+++ Available data
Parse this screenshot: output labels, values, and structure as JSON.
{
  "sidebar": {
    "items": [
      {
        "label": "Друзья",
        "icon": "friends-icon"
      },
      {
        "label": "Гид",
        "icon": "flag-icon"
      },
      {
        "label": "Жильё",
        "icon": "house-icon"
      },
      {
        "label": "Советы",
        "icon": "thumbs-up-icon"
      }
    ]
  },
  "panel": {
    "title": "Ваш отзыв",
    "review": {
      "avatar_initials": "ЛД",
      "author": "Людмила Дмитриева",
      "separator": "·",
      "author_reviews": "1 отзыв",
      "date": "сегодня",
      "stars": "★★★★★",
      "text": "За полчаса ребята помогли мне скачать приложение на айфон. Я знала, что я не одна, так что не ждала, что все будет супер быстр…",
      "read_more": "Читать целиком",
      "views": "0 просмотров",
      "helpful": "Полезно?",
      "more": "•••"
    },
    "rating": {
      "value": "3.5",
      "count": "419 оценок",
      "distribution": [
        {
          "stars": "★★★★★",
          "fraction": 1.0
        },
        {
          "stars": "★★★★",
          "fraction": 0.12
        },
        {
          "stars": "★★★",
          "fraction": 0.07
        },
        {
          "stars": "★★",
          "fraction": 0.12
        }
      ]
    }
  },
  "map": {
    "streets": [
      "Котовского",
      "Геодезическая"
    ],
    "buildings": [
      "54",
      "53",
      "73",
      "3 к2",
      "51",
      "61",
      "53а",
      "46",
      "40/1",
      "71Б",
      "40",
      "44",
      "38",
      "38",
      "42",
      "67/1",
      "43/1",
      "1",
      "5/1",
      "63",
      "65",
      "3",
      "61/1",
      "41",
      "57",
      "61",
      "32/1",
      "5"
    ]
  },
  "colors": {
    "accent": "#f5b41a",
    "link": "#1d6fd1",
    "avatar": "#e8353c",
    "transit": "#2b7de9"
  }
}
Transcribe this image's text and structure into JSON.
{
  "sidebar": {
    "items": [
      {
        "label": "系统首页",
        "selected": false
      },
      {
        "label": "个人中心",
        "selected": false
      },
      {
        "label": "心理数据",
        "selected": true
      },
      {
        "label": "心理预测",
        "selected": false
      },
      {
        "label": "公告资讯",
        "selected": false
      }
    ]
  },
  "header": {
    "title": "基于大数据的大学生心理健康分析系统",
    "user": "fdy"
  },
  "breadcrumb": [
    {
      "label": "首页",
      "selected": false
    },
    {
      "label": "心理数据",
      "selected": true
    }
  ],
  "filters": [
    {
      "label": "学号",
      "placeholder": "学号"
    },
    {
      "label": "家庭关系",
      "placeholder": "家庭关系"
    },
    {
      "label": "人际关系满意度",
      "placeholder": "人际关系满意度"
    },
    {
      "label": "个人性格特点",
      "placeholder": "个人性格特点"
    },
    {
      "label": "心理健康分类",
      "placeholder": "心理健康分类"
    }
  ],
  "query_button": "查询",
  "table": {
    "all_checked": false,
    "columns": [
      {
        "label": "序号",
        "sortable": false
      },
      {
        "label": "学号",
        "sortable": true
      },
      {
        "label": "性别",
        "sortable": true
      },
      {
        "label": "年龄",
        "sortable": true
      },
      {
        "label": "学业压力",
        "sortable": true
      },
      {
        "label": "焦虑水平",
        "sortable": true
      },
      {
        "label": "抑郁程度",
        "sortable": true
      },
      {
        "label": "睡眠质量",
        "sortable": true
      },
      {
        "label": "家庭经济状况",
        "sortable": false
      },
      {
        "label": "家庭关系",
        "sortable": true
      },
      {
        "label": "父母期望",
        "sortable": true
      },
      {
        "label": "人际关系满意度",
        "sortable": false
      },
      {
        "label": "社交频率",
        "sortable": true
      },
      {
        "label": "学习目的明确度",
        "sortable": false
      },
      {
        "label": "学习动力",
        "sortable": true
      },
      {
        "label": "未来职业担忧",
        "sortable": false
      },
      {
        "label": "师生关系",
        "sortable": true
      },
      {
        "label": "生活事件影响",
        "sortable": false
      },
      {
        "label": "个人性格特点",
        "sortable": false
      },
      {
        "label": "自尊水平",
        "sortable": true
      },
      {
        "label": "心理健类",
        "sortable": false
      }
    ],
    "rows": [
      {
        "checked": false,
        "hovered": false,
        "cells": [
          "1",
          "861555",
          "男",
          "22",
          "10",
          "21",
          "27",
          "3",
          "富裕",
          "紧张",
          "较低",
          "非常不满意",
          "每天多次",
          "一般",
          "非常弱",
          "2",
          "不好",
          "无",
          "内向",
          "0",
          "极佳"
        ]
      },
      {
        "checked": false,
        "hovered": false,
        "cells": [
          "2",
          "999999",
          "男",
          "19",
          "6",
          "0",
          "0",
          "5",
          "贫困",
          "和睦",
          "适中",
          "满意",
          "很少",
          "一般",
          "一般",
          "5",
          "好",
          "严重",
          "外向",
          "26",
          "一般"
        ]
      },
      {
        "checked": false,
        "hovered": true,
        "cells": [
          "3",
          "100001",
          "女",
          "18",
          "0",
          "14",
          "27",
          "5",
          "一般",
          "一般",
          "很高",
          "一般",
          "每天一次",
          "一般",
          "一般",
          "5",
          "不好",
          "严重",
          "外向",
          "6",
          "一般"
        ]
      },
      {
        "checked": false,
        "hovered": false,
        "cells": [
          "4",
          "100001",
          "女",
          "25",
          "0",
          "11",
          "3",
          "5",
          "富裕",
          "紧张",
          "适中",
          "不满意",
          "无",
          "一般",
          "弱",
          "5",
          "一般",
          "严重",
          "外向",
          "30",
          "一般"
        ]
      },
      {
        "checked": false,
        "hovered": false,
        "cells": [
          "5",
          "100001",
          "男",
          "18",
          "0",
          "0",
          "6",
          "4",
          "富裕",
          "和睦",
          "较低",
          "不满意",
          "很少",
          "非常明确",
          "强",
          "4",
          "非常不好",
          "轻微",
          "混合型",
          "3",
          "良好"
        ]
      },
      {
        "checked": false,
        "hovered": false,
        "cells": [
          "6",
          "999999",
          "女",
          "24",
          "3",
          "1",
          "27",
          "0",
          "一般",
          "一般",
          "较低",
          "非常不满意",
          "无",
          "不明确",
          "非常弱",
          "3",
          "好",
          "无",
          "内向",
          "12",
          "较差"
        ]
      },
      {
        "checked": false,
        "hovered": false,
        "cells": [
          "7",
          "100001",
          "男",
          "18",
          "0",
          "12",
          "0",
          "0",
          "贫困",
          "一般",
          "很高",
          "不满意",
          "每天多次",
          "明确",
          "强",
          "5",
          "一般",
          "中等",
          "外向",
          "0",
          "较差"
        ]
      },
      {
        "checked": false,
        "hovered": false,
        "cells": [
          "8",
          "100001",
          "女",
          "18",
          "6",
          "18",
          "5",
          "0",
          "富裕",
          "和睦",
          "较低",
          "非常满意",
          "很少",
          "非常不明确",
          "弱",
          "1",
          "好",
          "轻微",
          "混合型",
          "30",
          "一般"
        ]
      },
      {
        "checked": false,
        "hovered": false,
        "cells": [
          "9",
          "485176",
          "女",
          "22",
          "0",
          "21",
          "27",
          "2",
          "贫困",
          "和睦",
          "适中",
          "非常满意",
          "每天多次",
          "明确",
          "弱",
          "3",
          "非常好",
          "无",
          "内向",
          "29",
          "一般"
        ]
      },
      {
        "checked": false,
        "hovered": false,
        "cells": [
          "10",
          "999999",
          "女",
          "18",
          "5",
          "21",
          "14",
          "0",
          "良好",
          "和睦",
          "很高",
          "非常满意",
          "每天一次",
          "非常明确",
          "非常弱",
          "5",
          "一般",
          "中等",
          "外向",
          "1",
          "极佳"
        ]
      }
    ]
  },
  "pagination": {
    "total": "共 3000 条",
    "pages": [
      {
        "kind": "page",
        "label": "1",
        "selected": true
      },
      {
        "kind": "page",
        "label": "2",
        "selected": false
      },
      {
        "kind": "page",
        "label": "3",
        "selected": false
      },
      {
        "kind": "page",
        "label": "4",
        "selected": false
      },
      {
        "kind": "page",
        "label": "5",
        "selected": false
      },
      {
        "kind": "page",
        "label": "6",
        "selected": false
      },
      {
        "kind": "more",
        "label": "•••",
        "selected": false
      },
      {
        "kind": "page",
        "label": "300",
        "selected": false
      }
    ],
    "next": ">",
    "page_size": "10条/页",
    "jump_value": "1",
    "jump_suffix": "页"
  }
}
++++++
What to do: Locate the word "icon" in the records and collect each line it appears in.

Output for this task:
        "icon": "friends-icon"
        "icon": "flag-icon"
        "icon": "house-icon"
        "icon": "thumbs-up-icon"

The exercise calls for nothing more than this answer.